from Veteran’s Affairs Chairman Jim Green …
Brothers, much of the following message was pulled from an article authored by Hibernian Digest Editor, John O’Connell. John shared it with me to get my opinion on it before it’s published in New York. I have slightly modified a few sections to make it relevant to all Hibernians, but I was so impressed with it that I thought I’d share parts of it – with his permission – with all of you in recognition of our veterans – both men and women – who have served and sacrificed for our country. God bless all of you on this day of honor.
To those who have borne the battle, we owe honor.
Veterans Day is our opportunity to publicly recognize and express our appreciation for those who have served in our nation’s Armed Forces. It is the day that evolved from Armistice Day, which commemorated the moment when the brutality of WWI ended, on the 11th hour of the 11th day of the 11th month, 101 years ago.
“In a world tormented by tension and the possibilities of conflict, we meet in a quiet commemoration of an historic day of peace,” President John F. Kennedy said on Nov. 11, 1961. “In an age that threatens the survival of freedom, we join together to honor those who made our freedom possible.”
We have more than 18 million veterans, 1.5 million are between 18 and 34 years old. Eight and a half million are over 65. Women make up about 1.6 million of our veterans.
Our veterans deserve more than one special day of respect for their years of service and sacrifice. As solemn ceremonies are held next week across the country, we should spend more than a few minutes thinking of the gifts our service members have given to us.
As our towns and school communities celebrate those who have served and honor the sacrifices they have made, we should also think about their needs and do what we can to support the vets who need help. As Lincoln said among the Civil War graves at Gettysburg, “It is altogether fitting and proper that we should do this.”
Do you know a veteran who could use a ride to a doctor or hospital for a check-up or treatment? Have you thought about volunteering at a Veterans Administration hospital?
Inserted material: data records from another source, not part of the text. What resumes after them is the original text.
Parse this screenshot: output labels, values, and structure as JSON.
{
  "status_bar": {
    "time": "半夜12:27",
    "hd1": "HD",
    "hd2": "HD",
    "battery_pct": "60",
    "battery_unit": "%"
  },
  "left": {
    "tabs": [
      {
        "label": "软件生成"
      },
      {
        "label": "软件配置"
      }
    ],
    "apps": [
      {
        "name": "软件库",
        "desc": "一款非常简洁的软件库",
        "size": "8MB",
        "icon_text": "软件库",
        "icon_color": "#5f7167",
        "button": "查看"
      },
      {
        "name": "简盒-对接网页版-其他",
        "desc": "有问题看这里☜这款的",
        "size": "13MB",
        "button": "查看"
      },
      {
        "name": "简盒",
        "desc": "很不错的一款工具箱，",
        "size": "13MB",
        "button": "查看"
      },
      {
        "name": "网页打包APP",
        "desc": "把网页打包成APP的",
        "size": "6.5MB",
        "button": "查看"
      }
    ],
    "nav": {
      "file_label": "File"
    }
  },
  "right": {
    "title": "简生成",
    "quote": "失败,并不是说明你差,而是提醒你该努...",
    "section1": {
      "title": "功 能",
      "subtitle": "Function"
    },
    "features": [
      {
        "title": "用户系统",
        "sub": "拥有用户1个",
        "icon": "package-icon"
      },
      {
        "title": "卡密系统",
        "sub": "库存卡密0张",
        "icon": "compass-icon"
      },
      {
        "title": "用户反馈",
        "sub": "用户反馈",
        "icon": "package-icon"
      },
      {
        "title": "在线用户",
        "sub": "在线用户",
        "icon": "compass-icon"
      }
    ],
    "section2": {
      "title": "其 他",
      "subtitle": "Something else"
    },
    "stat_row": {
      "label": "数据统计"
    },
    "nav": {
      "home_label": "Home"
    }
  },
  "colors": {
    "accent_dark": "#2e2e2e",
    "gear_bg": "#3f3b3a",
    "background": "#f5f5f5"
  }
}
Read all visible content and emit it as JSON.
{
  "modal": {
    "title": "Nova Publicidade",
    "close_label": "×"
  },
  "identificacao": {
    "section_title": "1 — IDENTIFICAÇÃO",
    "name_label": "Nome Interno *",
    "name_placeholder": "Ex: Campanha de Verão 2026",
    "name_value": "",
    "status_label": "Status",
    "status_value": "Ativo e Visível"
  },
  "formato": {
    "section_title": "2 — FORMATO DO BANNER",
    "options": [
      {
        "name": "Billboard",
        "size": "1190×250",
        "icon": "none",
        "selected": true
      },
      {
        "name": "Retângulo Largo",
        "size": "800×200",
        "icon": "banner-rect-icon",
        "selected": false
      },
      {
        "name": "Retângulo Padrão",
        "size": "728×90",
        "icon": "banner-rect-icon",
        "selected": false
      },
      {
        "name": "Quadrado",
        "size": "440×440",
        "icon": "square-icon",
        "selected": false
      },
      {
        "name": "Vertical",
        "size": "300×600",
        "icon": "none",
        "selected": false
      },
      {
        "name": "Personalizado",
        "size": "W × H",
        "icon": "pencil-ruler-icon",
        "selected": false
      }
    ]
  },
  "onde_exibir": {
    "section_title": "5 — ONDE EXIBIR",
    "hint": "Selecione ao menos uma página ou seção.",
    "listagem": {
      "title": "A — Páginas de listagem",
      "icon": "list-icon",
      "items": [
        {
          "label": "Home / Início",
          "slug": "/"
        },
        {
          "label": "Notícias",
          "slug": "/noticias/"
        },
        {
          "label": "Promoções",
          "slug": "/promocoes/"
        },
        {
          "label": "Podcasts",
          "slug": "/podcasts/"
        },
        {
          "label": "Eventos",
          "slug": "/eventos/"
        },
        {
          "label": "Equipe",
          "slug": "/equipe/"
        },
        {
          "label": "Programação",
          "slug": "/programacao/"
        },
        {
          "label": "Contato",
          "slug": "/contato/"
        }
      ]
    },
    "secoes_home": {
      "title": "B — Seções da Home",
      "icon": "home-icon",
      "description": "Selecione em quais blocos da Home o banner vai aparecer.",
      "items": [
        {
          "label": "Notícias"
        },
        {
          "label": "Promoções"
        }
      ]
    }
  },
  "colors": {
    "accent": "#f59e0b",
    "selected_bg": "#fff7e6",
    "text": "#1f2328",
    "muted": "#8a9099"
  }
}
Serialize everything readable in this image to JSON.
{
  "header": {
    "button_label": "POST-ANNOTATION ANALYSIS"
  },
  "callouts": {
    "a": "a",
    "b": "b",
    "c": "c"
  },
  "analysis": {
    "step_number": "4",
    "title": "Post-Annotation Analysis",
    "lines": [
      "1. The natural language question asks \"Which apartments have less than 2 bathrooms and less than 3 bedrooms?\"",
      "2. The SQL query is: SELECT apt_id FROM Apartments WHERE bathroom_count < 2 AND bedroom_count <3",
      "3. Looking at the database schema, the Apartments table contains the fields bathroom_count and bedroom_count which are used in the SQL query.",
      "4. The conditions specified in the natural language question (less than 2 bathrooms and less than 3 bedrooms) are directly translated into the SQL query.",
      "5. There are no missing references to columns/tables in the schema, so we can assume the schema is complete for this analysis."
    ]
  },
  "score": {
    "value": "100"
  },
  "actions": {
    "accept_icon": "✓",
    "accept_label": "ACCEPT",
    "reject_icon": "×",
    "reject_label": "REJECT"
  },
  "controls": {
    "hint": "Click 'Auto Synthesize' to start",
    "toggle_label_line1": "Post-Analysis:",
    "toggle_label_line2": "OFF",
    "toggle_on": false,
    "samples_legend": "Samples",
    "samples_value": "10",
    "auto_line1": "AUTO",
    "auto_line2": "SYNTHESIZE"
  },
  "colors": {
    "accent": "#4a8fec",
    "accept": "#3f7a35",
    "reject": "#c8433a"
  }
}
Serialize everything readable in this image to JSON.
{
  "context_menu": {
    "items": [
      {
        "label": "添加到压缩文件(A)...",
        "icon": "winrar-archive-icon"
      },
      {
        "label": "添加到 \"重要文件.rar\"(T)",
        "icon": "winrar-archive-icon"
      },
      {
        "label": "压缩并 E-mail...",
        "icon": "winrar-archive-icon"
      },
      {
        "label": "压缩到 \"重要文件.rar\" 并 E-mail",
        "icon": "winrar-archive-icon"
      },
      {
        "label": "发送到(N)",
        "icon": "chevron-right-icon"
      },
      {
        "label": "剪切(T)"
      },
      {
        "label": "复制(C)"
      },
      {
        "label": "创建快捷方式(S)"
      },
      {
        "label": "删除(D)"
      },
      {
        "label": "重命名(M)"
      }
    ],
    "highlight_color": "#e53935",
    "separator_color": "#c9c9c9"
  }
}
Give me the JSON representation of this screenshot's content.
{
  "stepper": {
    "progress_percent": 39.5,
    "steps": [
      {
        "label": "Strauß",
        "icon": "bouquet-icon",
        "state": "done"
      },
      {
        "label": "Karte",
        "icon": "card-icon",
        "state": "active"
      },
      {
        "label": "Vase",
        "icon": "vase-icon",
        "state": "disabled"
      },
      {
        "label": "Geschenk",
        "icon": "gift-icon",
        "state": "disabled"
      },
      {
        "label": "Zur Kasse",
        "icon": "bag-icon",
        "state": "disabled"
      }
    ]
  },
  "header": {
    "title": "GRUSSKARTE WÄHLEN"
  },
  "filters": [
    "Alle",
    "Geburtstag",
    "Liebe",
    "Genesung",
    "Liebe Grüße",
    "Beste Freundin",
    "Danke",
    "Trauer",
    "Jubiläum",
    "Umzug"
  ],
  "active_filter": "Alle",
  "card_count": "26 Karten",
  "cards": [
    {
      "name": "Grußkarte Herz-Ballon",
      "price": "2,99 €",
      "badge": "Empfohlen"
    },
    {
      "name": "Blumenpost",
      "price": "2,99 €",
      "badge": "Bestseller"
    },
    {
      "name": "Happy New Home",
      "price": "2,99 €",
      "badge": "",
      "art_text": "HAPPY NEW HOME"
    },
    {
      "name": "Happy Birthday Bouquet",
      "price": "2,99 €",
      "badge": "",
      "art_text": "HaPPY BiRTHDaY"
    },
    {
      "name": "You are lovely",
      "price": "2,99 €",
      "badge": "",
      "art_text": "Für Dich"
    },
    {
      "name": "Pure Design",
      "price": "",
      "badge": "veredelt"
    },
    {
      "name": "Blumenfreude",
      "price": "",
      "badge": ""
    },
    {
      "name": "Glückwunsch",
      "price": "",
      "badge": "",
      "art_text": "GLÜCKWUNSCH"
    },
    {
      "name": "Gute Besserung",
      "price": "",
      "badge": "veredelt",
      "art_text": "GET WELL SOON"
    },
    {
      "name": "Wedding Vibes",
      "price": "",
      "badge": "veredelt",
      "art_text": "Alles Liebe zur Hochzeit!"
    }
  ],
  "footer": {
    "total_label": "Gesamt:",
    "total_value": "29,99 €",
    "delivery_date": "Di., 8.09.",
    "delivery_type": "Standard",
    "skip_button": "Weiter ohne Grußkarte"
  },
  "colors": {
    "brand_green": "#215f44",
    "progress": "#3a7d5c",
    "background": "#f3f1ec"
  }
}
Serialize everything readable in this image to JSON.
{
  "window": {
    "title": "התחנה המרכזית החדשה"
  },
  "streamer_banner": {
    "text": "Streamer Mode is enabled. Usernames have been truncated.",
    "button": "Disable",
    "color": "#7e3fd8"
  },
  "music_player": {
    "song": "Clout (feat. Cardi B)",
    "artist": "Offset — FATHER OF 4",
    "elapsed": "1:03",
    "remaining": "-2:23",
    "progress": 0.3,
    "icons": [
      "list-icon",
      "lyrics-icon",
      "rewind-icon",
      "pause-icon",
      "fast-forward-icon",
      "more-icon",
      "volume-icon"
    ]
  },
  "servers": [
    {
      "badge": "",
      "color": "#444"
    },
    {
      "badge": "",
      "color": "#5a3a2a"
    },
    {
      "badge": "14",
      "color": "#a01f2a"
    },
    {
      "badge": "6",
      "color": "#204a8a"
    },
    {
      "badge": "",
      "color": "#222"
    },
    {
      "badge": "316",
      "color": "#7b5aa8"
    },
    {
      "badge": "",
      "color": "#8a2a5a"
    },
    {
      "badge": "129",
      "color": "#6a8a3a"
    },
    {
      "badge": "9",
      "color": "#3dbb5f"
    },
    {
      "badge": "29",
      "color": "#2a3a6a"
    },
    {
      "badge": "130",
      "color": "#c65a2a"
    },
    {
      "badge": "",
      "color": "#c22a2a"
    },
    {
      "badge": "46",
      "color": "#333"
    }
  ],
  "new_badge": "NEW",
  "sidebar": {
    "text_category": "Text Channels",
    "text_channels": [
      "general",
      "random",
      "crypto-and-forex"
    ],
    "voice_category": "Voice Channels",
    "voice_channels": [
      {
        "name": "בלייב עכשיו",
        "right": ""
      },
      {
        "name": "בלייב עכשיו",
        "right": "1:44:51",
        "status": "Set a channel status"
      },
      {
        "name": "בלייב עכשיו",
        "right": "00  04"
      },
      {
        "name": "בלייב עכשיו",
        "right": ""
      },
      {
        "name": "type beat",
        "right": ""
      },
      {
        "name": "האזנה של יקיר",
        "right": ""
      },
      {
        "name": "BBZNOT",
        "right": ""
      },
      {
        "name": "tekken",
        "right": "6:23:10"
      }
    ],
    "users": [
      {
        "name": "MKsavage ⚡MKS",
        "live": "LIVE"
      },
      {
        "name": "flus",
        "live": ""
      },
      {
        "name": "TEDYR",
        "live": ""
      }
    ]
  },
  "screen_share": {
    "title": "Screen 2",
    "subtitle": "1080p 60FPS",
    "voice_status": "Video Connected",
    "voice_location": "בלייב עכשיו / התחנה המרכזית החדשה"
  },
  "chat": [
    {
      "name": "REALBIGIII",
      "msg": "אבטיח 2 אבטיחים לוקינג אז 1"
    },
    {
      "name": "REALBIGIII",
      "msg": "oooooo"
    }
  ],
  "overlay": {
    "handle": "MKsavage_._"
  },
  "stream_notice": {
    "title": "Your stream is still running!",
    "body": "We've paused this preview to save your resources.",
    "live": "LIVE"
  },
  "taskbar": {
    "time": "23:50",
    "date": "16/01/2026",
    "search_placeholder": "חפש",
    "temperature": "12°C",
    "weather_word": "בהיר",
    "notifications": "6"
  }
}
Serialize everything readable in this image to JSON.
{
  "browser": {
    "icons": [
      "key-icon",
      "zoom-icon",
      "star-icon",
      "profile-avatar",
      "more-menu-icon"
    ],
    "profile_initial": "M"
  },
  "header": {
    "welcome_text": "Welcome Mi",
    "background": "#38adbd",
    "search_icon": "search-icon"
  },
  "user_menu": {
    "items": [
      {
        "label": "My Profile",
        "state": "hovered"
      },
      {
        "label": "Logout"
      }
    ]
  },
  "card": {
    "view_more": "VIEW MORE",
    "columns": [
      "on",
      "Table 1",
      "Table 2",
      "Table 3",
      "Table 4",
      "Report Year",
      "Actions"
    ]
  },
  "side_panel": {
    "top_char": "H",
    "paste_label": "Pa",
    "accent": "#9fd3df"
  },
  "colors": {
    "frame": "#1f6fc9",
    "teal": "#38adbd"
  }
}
If you are part of the hiring process at work, can you give a veteran some extra consideration, or even go out of your way to recruit former military women and men?
Many communities have Honor Flights that transport veterans to Washington, D.C. to tour our war memorials, to thank them for their service. You can look into supporting those flights by email at firstname.lastname@example.org or by phone at 614-558-6220.
A Navy veteran was asked what she’d like you to know. “Veterans lose a few things when they leave service – the comradery of others like them, a daily purpose,” she said. She urges us to support local organizations that support veterans, “because they are essential for transitioning vets finding success as civilians. Nobody comes out of active duty the same as they went in,” she said. “Proper mental health care is important — and severely lacking.” Civilians can help advocate for these things, questioning political candidates about where they stand on veterans’ issues, such as homelessness, suicide prevention, health care, job training assistance, and many others.
If you are a veteran, keep informed of the opportunities, services and benefits available. The Veterans Administration exists to help. Subscribe to a newsletter for veterans, their families, caregivers and survivors at VA.gov/VetResources. The VA has resources on healthcare, housing, employment, careers, training, disability, pension and records, and more. Start at VA.gov. If you know a veteran who isn’t Internet-savvy, maybe that’s a small service you can perform by helping him or her access what they need.
There is also a 24-hour hotline for veterans in crisis: Call (800) 273-8255, press 1, or text 838255.
In the same 1961 speech in which JFK honored veterans, he quoted Saint Augustine, who wrote that “the purpose of all war is peace.” We are obliged, I think, to acknowledge that those who have trained to fight our wars, who have seen their comrades fall, the warriors who have won the peace, sometimes come home with physical and mental injuries. The peace they won for us they lost for themselves. We should do more than speak of their sacrifice; make sure that our elected representatives never forget to honor them in deed on our behalf.